(Data about app and page elements)
+--

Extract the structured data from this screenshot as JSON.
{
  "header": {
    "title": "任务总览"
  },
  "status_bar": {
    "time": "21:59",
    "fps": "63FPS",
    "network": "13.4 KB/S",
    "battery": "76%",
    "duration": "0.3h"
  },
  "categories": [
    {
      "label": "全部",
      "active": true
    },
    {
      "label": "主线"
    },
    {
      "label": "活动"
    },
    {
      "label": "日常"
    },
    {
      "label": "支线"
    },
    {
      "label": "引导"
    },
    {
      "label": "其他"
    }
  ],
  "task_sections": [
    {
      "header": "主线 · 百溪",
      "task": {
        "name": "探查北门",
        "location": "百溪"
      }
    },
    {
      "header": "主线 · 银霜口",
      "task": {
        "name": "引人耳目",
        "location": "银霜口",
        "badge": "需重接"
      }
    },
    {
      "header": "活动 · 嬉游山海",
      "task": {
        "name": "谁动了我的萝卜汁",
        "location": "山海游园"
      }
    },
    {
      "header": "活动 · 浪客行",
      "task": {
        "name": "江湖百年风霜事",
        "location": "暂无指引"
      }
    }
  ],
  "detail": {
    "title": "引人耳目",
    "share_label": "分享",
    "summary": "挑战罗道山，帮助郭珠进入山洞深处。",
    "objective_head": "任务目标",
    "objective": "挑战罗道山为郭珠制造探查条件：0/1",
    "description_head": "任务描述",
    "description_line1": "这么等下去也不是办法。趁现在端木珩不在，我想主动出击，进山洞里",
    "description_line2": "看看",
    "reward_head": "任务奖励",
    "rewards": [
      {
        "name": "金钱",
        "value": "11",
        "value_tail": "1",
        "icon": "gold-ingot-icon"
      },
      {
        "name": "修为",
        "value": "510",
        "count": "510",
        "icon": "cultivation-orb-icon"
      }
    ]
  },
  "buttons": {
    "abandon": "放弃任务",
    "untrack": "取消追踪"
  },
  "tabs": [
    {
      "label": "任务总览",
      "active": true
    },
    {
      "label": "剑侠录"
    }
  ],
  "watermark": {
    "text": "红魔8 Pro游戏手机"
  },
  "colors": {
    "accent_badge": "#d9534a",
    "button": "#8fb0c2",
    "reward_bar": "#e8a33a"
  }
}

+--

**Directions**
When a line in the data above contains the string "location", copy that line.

**Completed task**
        "location": "百溪"
        "location": "银霜口",
        "location": "山海游园"
        "location": "暂无指引"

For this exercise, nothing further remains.